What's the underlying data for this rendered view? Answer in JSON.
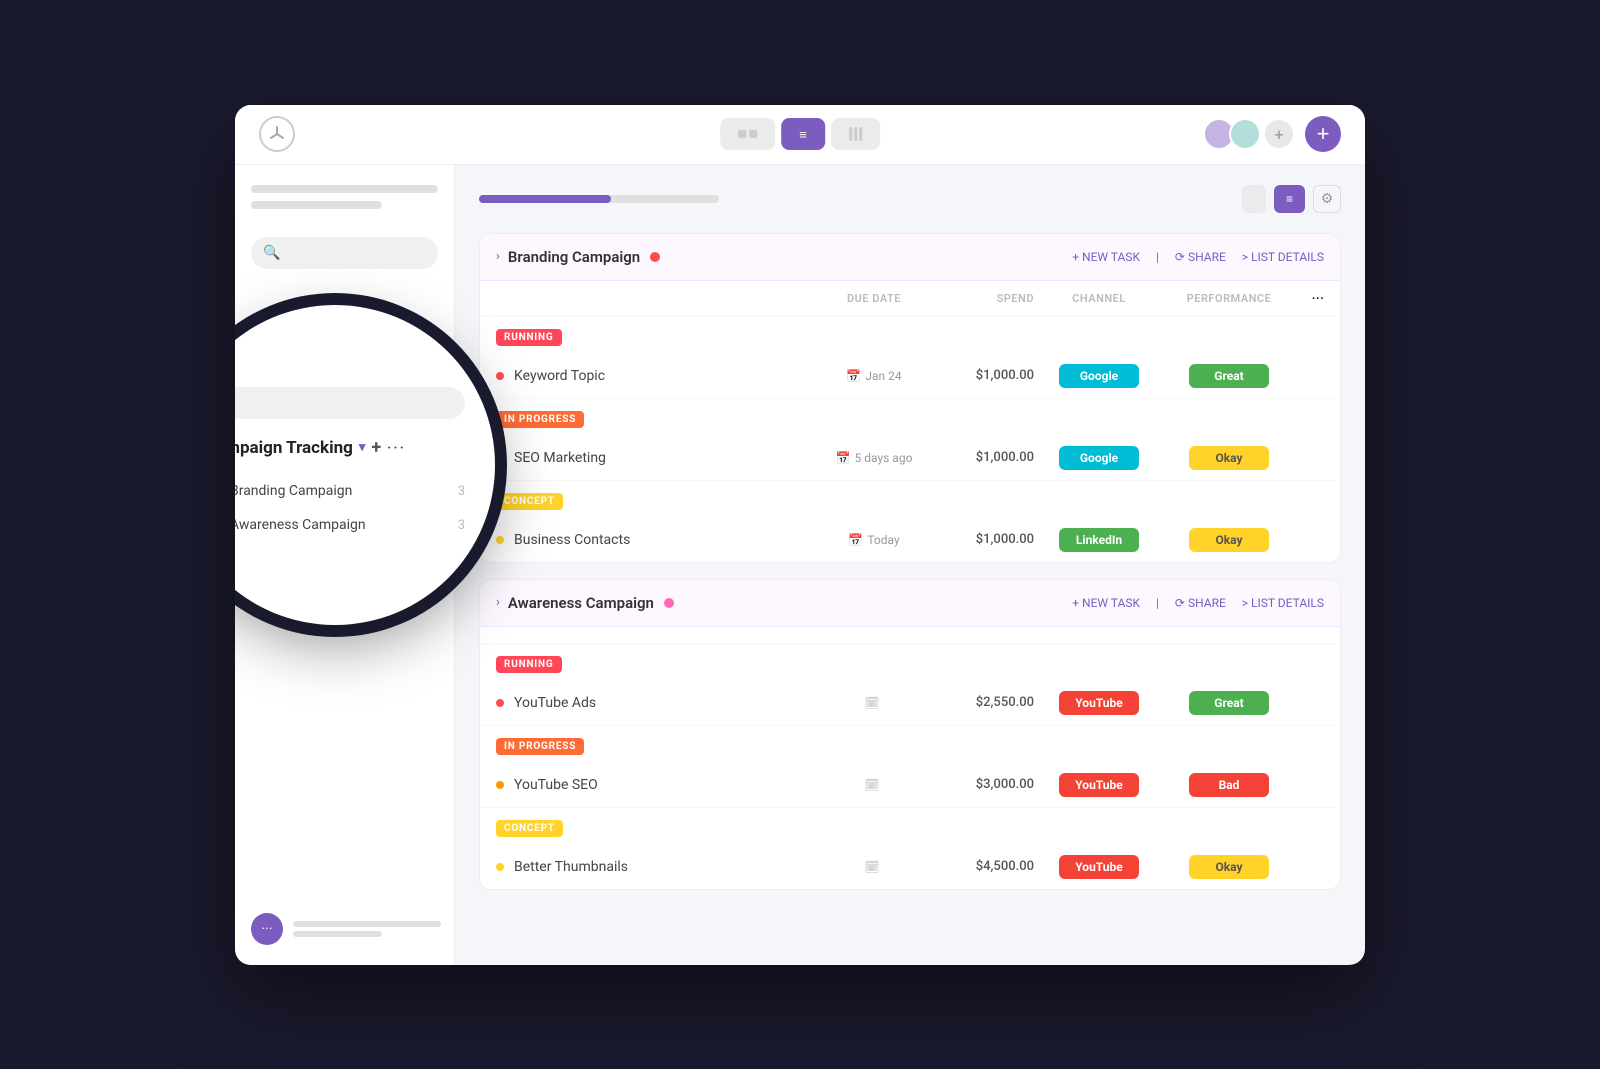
{
  "window": {
    "title": "Campaign Tracking"
  },
  "topbar": {
    "view_list_label": "≡",
    "view_btn1_label": "",
    "view_btn2_label": "",
    "plus_label": "+"
  },
  "sidebar": {
    "section_title": "Campaign Tracking",
    "items": [
      {
        "label": "Branding Campaign",
        "dot": "red",
        "badge": "3"
      },
      {
        "label": "Awareness Campaign",
        "dot": "pink",
        "badge": "3"
      }
    ],
    "search_placeholder": "Search"
  },
  "content": {
    "header_controls": {
      "btn1": "",
      "btn2": "≡",
      "btn3": ""
    },
    "campaigns": [
      {
        "title": "Branding Campaign",
        "dot_color": "#ff4d4d",
        "new_task": "+ NEW TASK",
        "share": "⟳ SHARE",
        "list_details": "> LIST DETAILS",
        "sections": [
          {
            "status": "RUNNING",
            "status_class": "status-running",
            "tasks": [
              {
                "name": "Keyword Topic",
                "color": "#ff4d4d",
                "due": "Jan 24",
                "spend": "$1,000.00",
                "channel": "Google",
                "channel_class": "ch-google",
                "performance": "Great",
                "perf_class": "perf-great"
              }
            ]
          },
          {
            "status": "IN PROGRESS",
            "status_class": "status-in-progress",
            "tasks": [
              {
                "name": "SEO Marketing",
                "color": "#ff9800",
                "due": "5 days ago",
                "spend": "$1,000.00",
                "channel": "Google",
                "channel_class": "ch-google",
                "performance": "Okay",
                "perf_class": "perf-okay"
              }
            ]
          },
          {
            "status": "CONCEPT",
            "status_class": "status-concept",
            "tasks": [
              {
                "name": "Business Contacts",
                "color": "#ffd32a",
                "due": "Today",
                "spend": "$1,000.00",
                "channel": "LinkedIn",
                "channel_class": "ch-linkedin",
                "performance": "Okay",
                "perf_class": "perf-okay"
              }
            ]
          }
        ]
      },
      {
        "title": "Awareness Campaign",
        "dot_color": "#ff69b4",
        "new_task": "+ NEW TASK",
        "share": "⟳ SHARE",
        "list_details": "> LIST DETAILS",
        "sections": [
          {
            "status": "RUNNING",
            "status_class": "status-running",
            "tasks": [
              {
                "name": "YouTube Ads",
                "color": "#ff4d4d",
                "due": "",
                "spend": "$2,550.00",
                "channel": "YouTube",
                "channel_class": "ch-youtube",
                "performance": "Great",
                "perf_class": "perf-great"
              }
            ]
          },
          {
            "status": "IN PROGRESS",
            "status_class": "status-in-progress",
            "tasks": [
              {
                "name": "YouTube SEO",
                "color": "#ff9800",
                "due": "",
                "spend": "$3,000.00",
                "channel": "YouTube",
                "channel_class": "ch-youtube",
                "performance": "Bad",
                "perf_class": "perf-bad"
              }
            ]
          },
          {
            "status": "CONCEPT",
            "status_class": "status-concept",
            "tasks": [
              {
                "name": "Better Thumbnails",
                "color": "#ffd32a",
                "due": "",
                "spend": "$4,500.00",
                "channel": "YouTube",
                "channel_class": "ch-youtube",
                "performance": "Okay",
                "perf_class": "perf-okay"
              }
            ]
          }
        ]
      }
    ],
    "table_cols": {
      "due": "DUE DATE",
      "spend": "SPEND",
      "channel": "CHANNEL",
      "performance": "PERFORMANCE"
    }
  },
  "zoom": {
    "section_title": "Campaign Tracking",
    "items": [
      {
        "label": "Branding Campaign",
        "dot": "red",
        "badge": "3"
      },
      {
        "label": "Awareness Campaign",
        "dot": "pink",
        "badge": "3"
      }
    ]
  }
}
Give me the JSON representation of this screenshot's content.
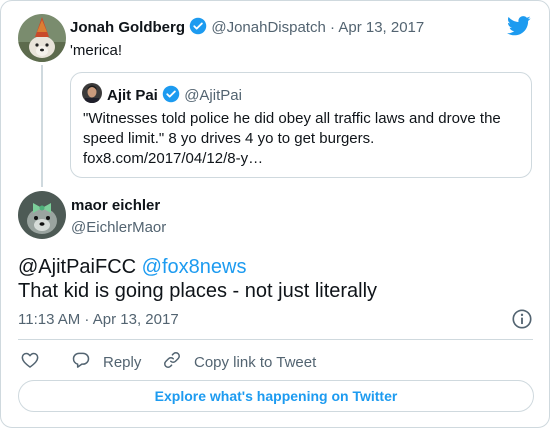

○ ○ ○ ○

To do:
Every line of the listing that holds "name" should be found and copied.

Reply:
                "name": "Keyword Topic",
                "name": "SEO Marketing",
                "name": "Business Contacts",
                "name": "YouTube Ads",
                "name": "YouTube SEO",
                "name": "Better Thumbnails",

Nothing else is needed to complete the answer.